“It’s nice now that everybody knows you had nothing to do with it, finally. It was stupid that it took this long when they could have done it in two days,” Etheridge said. “I’m just glad it’s over with. I’m just looking forward to the days after this and not looking back.”
Etheridge, a senior at Cass High, had been attending an alternative school since his arrest. After starting at quarterback on the Cass football team his sophomore and junior seasons, Ethridge was not allowed to participate in the 2013 season. He also had been unable to play in Cass’ first nine baseball games this season.
Etheridge hopes to return to school and the baseball team as soon as possible.
“I guess they’ll try to transfer my grades through [the alternative school]. I guess when that’s done, after they get something in writing from the judge, I get to go back to school. That’s what they said, so that’s what I’m hoping. I have to talk to the principal and see what kind of schedule I need,” Etheridge said. “I’ve just been practicing and working hard by myself until today and, finally, I can go back to my team. You have to go to school to play, so I guess I can go and watch [Tuesday’s game at Gilmer] because, with this thing, I couldn’t even go to the games.
“[Cass head baseball coach Adam Williams] has been calling me, and I finally get to tell him, ‘I’ll see you on the field.’”
Williams said paperwork will need to be filed with the GHSA, but he hopes to have Etheridge back as soon as possible.
“We’re excited that Brandon gets his life back,” Williams said. “We’re going to welcome him back and accept him as part of our team.”
Etheridge was an all-county team member as an outfielder for the Colonels last season, hitting .376 while scoring 33 runs. He drove in 17 RBIs, walked 14 times and turned in a .516 slugging percentage to go along with a .473 on-base percentage. He also contributed on the mound, pitching 52.9 innings with a 3.05 ERA and 83 strikeouts.
Etheridge also hopes for a future in baseball after he graduates from Cass.

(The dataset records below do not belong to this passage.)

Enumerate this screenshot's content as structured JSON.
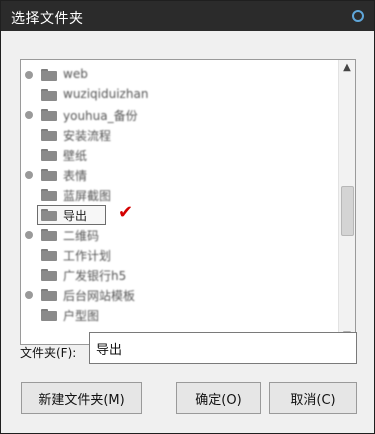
{
  "window": {
    "title": "选择文件夹"
  },
  "tree": {
    "items": [
      {
        "label": "web",
        "expander": true,
        "blur": true
      },
      {
        "label": "wuziqiduizhan",
        "expander": false,
        "blur": true
      },
      {
        "label": "youhua_备份",
        "expander": true,
        "blur": true
      },
      {
        "label": "安装流程",
        "expander": false,
        "blur": true
      },
      {
        "label": "壁纸",
        "expander": false,
        "blur": true
      },
      {
        "label": "表情",
        "expander": true,
        "blur": true
      },
      {
        "label": "蓝屏截图",
        "expander": false,
        "blur": true
      },
      {
        "label": "导出",
        "expander": false,
        "blur": false,
        "selected": true
      },
      {
        "label": "二维码",
        "expander": true,
        "blur": true
      },
      {
        "label": "工作计划",
        "expander": false,
        "blur": true
      },
      {
        "label": "广发银行h5",
        "expander": false,
        "blur": true
      },
      {
        "label": "后台网站模板",
        "expander": true,
        "blur": true
      },
      {
        "label": "户型图",
        "expander": false,
        "blur": true
      }
    ]
  },
  "folder_field": {
    "label": "文件夹(F):",
    "value": "导出"
  },
  "buttons": {
    "new_folder": "新建文件夹(M)",
    "ok": "确定(O)",
    "cancel": "取消(C)"
  },
  "icons": {
    "scroll_up": "scroll-up-arrow-icon",
    "scroll_down": "scroll-down-arrow-icon",
    "checkmark": "red-checkmark-icon"
  },
  "colors": {
    "titlebar": "#2b2b2b",
    "checkmark": "#d40000"
  }
}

“I’m just ready to better my life, finally, and try to go to the best college I can because that was holding me back. Nobody wanted a felon, so I’m just glad to be off,” he said. “I’ll probably go to a JUCO. I’ll probably go play with [Williams] at Georgia Perimeter, so I might do that. That’s an option. I’m probably going to go try out and work out with them over spring break.”

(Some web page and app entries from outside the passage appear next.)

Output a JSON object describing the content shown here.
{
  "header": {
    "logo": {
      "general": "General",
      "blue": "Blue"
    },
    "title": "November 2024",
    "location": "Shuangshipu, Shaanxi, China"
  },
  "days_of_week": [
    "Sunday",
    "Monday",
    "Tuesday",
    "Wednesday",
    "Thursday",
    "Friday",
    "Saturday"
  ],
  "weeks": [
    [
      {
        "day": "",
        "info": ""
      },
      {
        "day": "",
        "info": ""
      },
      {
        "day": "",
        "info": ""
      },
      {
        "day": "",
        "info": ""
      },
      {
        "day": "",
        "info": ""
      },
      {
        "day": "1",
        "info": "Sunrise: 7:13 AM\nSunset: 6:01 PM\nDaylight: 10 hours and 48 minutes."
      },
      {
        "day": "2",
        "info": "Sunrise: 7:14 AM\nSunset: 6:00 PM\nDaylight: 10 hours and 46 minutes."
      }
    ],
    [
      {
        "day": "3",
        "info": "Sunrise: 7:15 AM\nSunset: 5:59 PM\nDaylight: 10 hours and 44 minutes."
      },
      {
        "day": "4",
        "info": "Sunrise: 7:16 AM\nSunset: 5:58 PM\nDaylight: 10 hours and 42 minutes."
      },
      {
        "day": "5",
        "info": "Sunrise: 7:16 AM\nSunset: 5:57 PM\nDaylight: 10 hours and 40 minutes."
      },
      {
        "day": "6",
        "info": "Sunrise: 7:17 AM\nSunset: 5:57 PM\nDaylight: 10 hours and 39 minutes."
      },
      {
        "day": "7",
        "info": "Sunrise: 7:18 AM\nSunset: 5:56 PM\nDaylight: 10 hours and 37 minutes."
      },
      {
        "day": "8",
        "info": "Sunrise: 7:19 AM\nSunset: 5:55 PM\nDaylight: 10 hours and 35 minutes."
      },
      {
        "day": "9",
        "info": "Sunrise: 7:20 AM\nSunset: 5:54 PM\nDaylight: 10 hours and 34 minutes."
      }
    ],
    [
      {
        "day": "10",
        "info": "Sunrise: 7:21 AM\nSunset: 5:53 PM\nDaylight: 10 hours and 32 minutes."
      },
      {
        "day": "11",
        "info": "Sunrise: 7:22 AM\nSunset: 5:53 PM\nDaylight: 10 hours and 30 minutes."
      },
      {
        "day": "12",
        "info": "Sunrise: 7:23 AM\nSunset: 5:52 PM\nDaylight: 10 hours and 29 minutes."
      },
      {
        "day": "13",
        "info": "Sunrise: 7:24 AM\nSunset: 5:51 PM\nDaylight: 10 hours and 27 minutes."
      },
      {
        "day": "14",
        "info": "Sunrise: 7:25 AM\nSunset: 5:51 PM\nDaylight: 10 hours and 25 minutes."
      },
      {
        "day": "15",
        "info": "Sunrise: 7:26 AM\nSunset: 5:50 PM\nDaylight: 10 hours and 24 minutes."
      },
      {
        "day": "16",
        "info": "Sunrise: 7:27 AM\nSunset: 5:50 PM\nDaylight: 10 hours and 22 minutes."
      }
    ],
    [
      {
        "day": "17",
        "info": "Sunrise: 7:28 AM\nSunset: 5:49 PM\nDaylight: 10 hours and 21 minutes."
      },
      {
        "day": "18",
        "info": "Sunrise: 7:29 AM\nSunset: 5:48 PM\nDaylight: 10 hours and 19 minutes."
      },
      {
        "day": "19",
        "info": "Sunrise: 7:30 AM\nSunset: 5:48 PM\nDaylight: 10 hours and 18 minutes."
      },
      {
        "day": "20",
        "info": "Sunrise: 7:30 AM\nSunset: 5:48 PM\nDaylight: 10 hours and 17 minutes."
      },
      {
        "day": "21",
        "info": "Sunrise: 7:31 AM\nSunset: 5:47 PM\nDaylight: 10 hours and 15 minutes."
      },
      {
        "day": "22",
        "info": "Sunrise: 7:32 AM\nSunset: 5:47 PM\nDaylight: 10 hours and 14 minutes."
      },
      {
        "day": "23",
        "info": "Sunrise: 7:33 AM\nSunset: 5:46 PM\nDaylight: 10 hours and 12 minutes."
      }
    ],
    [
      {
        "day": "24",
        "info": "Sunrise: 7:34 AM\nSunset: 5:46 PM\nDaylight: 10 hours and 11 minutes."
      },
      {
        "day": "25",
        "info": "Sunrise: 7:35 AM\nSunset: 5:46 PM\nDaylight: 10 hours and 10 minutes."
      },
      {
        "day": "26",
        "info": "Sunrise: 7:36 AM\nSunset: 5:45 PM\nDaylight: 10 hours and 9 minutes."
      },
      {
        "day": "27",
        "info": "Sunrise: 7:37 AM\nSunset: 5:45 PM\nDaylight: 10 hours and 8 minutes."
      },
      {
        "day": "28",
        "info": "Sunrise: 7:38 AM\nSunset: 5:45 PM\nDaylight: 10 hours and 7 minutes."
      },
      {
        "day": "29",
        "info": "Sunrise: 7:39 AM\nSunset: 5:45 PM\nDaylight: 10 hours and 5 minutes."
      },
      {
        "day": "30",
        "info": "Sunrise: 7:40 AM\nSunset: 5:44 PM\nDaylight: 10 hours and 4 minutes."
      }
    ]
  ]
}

Ayers and Williams, who both graduated from Cass in 2013, are each playing junior college baseball. Ayers has played 11 games this season for Wallace State Community College as an infielder.
“It’s just ridiculous that it took this long, but I’m glad it’s finally done, though. I’m glad that it’s finally over, but I had to miss practices in college for this,” Ayers said of the case Tuesday. “l’ll head back tonight and go to school and practice tomorrow.”

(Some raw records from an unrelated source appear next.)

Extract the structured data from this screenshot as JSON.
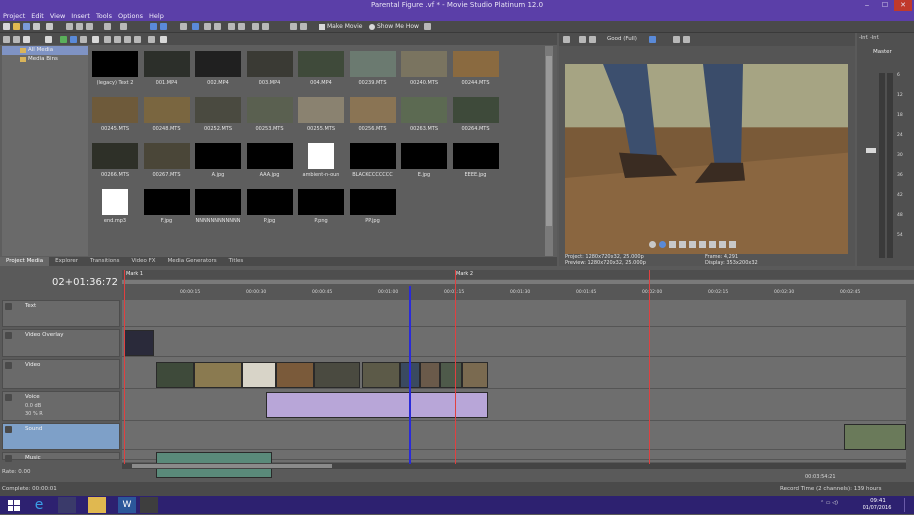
{
  "window": {
    "title": "Parental Figure .vf * - Movie Studio Platinum 12.0"
  },
  "menu": [
    "Project",
    "Edit",
    "View",
    "Insert",
    "Tools",
    "Options",
    "Help"
  ],
  "toolbar": {
    "make_movie": "Make Movie",
    "show_me_how": "Show Me How"
  },
  "media_tree": [
    "All Media",
    "Media Bins"
  ],
  "media_items": [
    {
      "name": "(legacy) Text 2",
      "color": "#000000"
    },
    {
      "name": "001.MP4",
      "color": "#2c2f2a"
    },
    {
      "name": "002.MP4",
      "color": "#202020"
    },
    {
      "name": "003.MP4",
      "color": "#3a3a34"
    },
    {
      "name": "004.MP4",
      "color": "#3f4a3a"
    },
    {
      "name": "00239.MTS",
      "color": "#6b7a70"
    },
    {
      "name": "00240.MTS",
      "color": "#7a7460"
    },
    {
      "name": "00244.MTS",
      "color": "#8a6a40"
    },
    {
      "name": "00245.MTS",
      "color": "#6e5a3a"
    },
    {
      "name": "00248.MTS",
      "color": "#7a6640"
    },
    {
      "name": "00252.MTS",
      "color": "#4a4a40"
    },
    {
      "name": "00253.MTS",
      "color": "#5a6050"
    },
    {
      "name": "00255.MTS",
      "color": "#8a8270"
    },
    {
      "name": "00256.MTS",
      "color": "#8a7454"
    },
    {
      "name": "00263.MTS",
      "color": "#5c6a52"
    },
    {
      "name": "00264.MTS",
      "color": "#3e4a3a"
    },
    {
      "name": "00266.MTS",
      "color": "#2e3028"
    },
    {
      "name": "00267.MTS",
      "color": "#4a4638"
    },
    {
      "name": "A.jpg",
      "color": "#000000"
    },
    {
      "name": "AAA.jpg",
      "color": "#000000"
    },
    {
      "name": "ambient-n-oun",
      "color": "#ffffff"
    },
    {
      "name": "BLACKCCCCCCC",
      "color": "#000000"
    },
    {
      "name": "E.jpg",
      "color": "#000000"
    },
    {
      "name": "EEEE.jpg",
      "color": "#000000"
    },
    {
      "name": "end.mp3",
      "color": "#ffffff"
    },
    {
      "name": "F.jpg",
      "color": "#000000"
    },
    {
      "name": "NNNNNNNNNNNN",
      "color": "#000000"
    },
    {
      "name": "P.jpg",
      "color": "#000000"
    },
    {
      "name": "P.png",
      "color": "#000000"
    },
    {
      "name": "PP.jpg",
      "color": "#000000"
    }
  ],
  "media_tabs": [
    "Project Media",
    "Explorer",
    "Transitions",
    "Video FX",
    "Media Generators",
    "Titles"
  ],
  "preview": {
    "quality": "Good (Full)",
    "project_label": "Project:",
    "project_value": "1280x720x32, 25.000p",
    "preview_label": "Preview:",
    "preview_value": "1280x720x32, 25.000p",
    "frame_label": "Frame:",
    "frame_value": "4,291",
    "display_label": "Display:",
    "display_value": "353x200x32"
  },
  "master": {
    "label": "Master",
    "scale": "-Inf. -Inf.",
    "db": [
      "6",
      "12",
      "18",
      "24",
      "30",
      "36",
      "42",
      "48",
      "54"
    ]
  },
  "timeline": {
    "time": "02+01:36:72",
    "markers": [
      "Mark 1",
      "Mark 2"
    ],
    "ruler": [
      "00:00:15",
      "00:00:30",
      "00:00:45",
      "00:01:00",
      "00:01:15",
      "00:01:30",
      "00:01:45",
      "00:02:00",
      "00:02:15",
      "00:02:30",
      "00:02:45"
    ],
    "tracks": [
      {
        "name": "Text",
        "type": "video"
      },
      {
        "name": "Video Overlay",
        "type": "video"
      },
      {
        "name": "Video",
        "type": "video"
      },
      {
        "name": "Voice",
        "type": "audio",
        "vol": "0.0 dB",
        "pan": "30 % R"
      },
      {
        "name": "Sound",
        "type": "audio"
      },
      {
        "name": "Music",
        "type": "audio"
      }
    ],
    "rate": "Rate: 0.00"
  },
  "status": {
    "complete": "Complete: 00:00:01",
    "record_time": "Record Time (2 channels): 139 hours",
    "end": "00:03:54:21"
  },
  "taskbar": {
    "time": "09:41",
    "date": "01/07/2016"
  }
}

Williams, who originally signed to play for Louisiana State University, has pitched in seven games for Georgia Perimeter College, started three and has won two.
He has pitched 19 innings and allowed just a 1.89 earned run average, while recording 20 strikeouts.
“It’s just great feeling to get it all behind me, so I’m excited,” Williams said. “I’m playing baseball at Georgia Perimeter College. I went this second semester and I’m doing pretty well, actually. We’re doing real well in conference and I’m in the starting rotation.”
Williams is disappointed he was unable to attend LSU, but is excited about his plans to enter the Major League Baseball amateur draft.
“I wanted to go [to LSU] really bad. That was a terrible feeling not to go, but I guess everything happens for a reason. It all worked out,” he said. “Right now, I’m just going to get some hours, take some summer classes and wait and see what next year brings. We’re aiming for the draft.”
“He’s draft eligible this year, so hopefully he’s throwing well. His velocity is up. He had a great outing against Middle Georgia, won a big series, so he looks really good,” Williams’ father, Lathy Williams, said. “The coach is very happy. If we can continue to have a good year, he’ll be draft-ready in June.”